Recorded data

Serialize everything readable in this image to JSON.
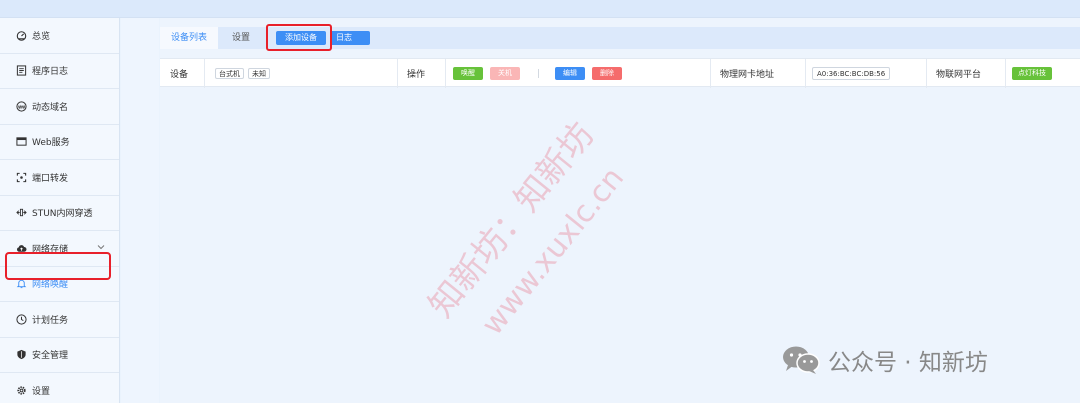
{
  "sidebar": {
    "items": [
      {
        "label": "总览",
        "icon": "dashboard-icon"
      },
      {
        "label": "程序日志",
        "icon": "log-icon"
      },
      {
        "label": "动态域名",
        "icon": "www-icon"
      },
      {
        "label": "Web服务",
        "icon": "browser-icon"
      },
      {
        "label": "端口转发",
        "icon": "port-forward-icon"
      },
      {
        "label": "STUN内网穿透",
        "icon": "stun-icon"
      },
      {
        "label": "网络存储",
        "icon": "cloud-icon"
      },
      {
        "label": "网络唤醒",
        "icon": "bell-icon"
      },
      {
        "label": "计划任务",
        "icon": "clock-icon"
      },
      {
        "label": "安全管理",
        "icon": "shield-icon"
      },
      {
        "label": "设置",
        "icon": "gear-icon"
      }
    ],
    "active_index": 7
  },
  "tabs": {
    "devices": "设备列表",
    "settings": "设置",
    "add_device": "添加设备",
    "log": "日志"
  },
  "device_row": {
    "device_label": "设备",
    "device_tags": [
      "台式机",
      "未知"
    ],
    "ops_label": "操作",
    "wake_btn": "唤醒",
    "shutdown_btn": "关机",
    "edit_btn": "编辑",
    "delete_btn": "删除",
    "mac_label": "物理网卡地址",
    "mac_value": "A0:36:BC:BC:DB:56",
    "iot_label": "物联网平台",
    "iot_value": "点灯科技"
  },
  "watermark": {
    "line1": "知新坊：知新坊",
    "line2": "www.xuxlc.cn"
  },
  "brand": {
    "text": "公众号 · 知新坊"
  },
  "colors": {
    "primary": "#3d8ef5",
    "success": "#67c23a",
    "danger": "#f56c6c",
    "danger_light": "#fab6b6",
    "highlight": "#e8202a"
  }
}
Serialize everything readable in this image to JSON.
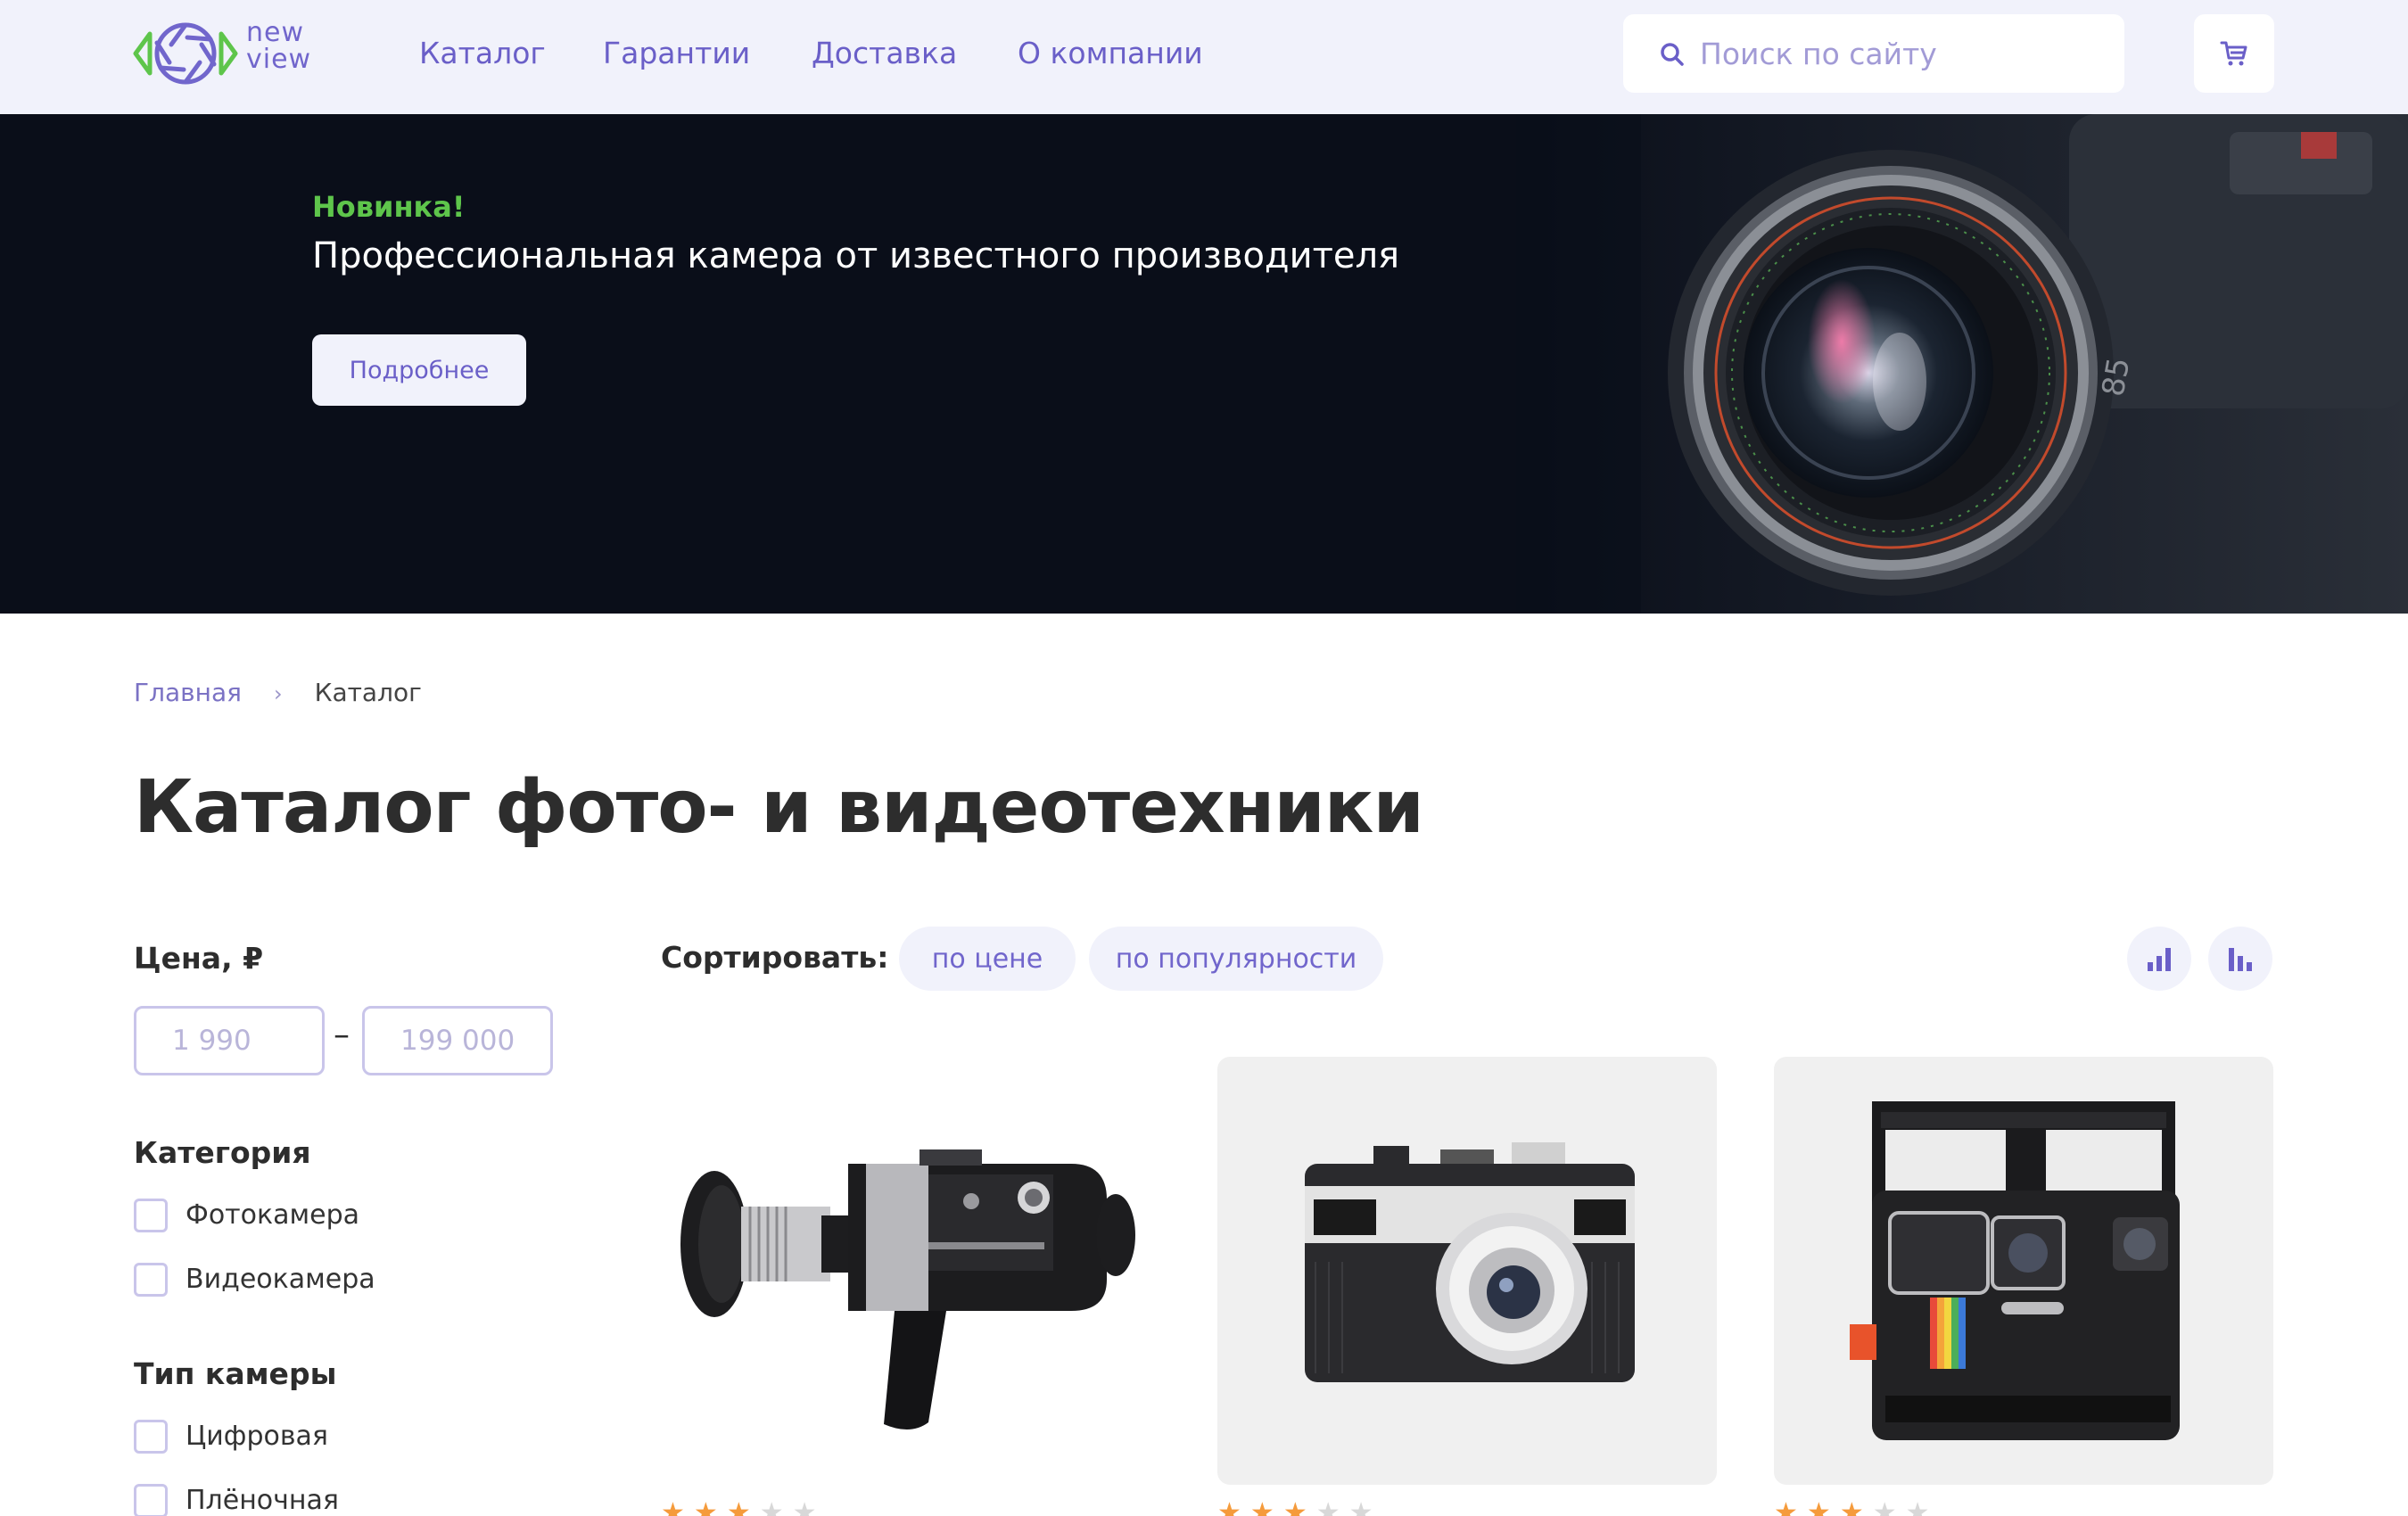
{
  "header": {
    "logo": {
      "line1": "new",
      "line2": "view"
    },
    "nav": [
      {
        "label": "Каталог"
      },
      {
        "label": "Гарантии"
      },
      {
        "label": "Доставка"
      },
      {
        "label": "О компании"
      }
    ],
    "search": {
      "placeholder": "Поиск по сайту",
      "icon": "search-icon"
    },
    "cart": {
      "icon": "cart-icon"
    }
  },
  "hero": {
    "label": "Новинка!",
    "title": "Профессиональная камера от известного производителя",
    "button": "Подробнее",
    "lens_marking": "85"
  },
  "breadcrumb": {
    "home": "Главная",
    "separator": "›",
    "current": "Каталог"
  },
  "page_title": "Каталог фото- и видеотехники",
  "filters": {
    "price": {
      "heading": "Цена, ₽",
      "min_placeholder": "1 990",
      "max_placeholder": "199 000",
      "dash": "–"
    },
    "category": {
      "heading": "Категория",
      "options": [
        {
          "label": "Фотокамера",
          "checked": false
        },
        {
          "label": "Видеокамера",
          "checked": false
        }
      ]
    },
    "camera_type": {
      "heading": "Тип камеры",
      "options": [
        {
          "label": "Цифровая",
          "checked": false
        },
        {
          "label": "Плёночная",
          "checked": false
        }
      ]
    }
  },
  "sort": {
    "label": "Сортировать:",
    "options": [
      {
        "label": "по цене"
      },
      {
        "label": "по популярности"
      }
    ],
    "view_buttons": [
      {
        "icon": "sort-ascending-bars-icon"
      },
      {
        "icon": "sort-descending-bars-icon"
      }
    ]
  },
  "products": [
    {
      "image": "vintage-movie-camera",
      "rating": 3,
      "max_rating": 5
    },
    {
      "image": "compact-film-camera",
      "rating": 3,
      "max_rating": 5
    },
    {
      "image": "instant-camera",
      "rating": 3,
      "max_rating": 5
    }
  ],
  "colors": {
    "accent": "#6a5fc8",
    "header_bg": "#f1f2fb",
    "hero_bg": "#0a0e19",
    "highlight_green": "#5ec54b",
    "star": "#f59b3c"
  }
}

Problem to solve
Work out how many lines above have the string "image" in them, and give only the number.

Exercise solution
5